### What to produce
Exactly reproduce the lines from the line that has "What's the underlying" down to the last line of the entries, inclusive.

### Records shown
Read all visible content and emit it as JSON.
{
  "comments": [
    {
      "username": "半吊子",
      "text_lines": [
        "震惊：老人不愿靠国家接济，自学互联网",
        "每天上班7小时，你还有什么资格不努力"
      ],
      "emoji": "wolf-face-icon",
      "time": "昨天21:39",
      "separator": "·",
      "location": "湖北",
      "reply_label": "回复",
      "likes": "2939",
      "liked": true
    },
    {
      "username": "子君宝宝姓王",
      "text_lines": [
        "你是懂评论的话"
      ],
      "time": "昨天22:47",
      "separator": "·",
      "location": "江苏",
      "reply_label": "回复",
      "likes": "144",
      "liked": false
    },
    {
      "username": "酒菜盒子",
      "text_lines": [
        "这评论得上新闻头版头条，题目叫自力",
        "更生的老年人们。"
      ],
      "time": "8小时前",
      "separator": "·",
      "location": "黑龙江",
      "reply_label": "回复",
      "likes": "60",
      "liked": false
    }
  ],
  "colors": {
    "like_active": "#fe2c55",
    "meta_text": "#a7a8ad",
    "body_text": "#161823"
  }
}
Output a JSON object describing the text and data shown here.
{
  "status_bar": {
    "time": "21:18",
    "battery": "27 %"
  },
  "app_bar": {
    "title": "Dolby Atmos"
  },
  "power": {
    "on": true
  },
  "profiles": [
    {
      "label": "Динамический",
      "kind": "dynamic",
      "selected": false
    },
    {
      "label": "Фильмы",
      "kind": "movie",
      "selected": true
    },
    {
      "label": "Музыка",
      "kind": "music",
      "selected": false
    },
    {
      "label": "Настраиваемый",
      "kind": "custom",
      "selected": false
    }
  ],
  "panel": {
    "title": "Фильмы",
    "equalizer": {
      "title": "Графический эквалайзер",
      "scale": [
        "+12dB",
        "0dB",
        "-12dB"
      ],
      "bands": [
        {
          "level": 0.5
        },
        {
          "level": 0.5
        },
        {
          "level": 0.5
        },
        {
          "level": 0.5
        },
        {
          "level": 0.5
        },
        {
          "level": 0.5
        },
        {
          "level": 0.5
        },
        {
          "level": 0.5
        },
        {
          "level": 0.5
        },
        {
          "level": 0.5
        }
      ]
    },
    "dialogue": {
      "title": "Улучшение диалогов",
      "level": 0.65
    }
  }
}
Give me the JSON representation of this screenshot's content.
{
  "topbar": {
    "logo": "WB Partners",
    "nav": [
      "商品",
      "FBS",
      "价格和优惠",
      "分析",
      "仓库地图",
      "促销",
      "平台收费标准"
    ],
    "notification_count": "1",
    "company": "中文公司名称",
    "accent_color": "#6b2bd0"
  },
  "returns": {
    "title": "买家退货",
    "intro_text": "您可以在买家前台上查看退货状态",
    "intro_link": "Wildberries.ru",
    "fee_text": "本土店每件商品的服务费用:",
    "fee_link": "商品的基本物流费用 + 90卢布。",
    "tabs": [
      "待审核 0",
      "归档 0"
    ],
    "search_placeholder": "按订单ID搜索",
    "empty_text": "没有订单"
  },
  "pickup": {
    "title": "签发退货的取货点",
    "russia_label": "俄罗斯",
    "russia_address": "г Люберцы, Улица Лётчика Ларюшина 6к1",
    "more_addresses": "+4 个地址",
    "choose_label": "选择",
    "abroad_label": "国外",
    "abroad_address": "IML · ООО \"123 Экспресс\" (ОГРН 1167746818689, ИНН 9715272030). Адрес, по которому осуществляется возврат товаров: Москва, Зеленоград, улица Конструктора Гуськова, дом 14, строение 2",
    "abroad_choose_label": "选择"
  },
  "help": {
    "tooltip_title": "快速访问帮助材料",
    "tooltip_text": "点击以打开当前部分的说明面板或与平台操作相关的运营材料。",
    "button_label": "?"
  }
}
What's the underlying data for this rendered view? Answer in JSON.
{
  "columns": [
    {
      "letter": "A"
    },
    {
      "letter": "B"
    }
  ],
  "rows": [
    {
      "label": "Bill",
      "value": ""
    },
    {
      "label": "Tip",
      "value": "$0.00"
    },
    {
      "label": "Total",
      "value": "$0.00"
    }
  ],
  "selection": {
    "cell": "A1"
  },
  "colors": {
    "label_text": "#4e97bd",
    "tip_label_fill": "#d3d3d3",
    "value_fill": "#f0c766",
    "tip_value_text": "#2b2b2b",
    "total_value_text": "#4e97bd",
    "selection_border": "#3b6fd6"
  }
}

### Output for this task
What's the underlying data for this rendered view? Answer in JSON.
{
  "columns": [
    {
      "letter": "A"
    },
    {
      "letter": "B"
    }
  ],
  "rows": [
    {
      "label": "Bill",
      "value": ""
    },
    {
      "label": "Tip",
      "value": "$0.00"
    },
    {
      "label": "Total",
      "value": "$0.00"
    }
  ],
  "selection": {
    "cell": "A1"
  },
  "colors": {
    "label_text": "#4e97bd",
    "tip_label_fill": "#d3d3d3",
    "value_fill": "#f0c766",
    "tip_value_text": "#2b2b2b",
    "total_value_text": "#4e97bd",
    "selection_border": "#3b6fd6"
  }
}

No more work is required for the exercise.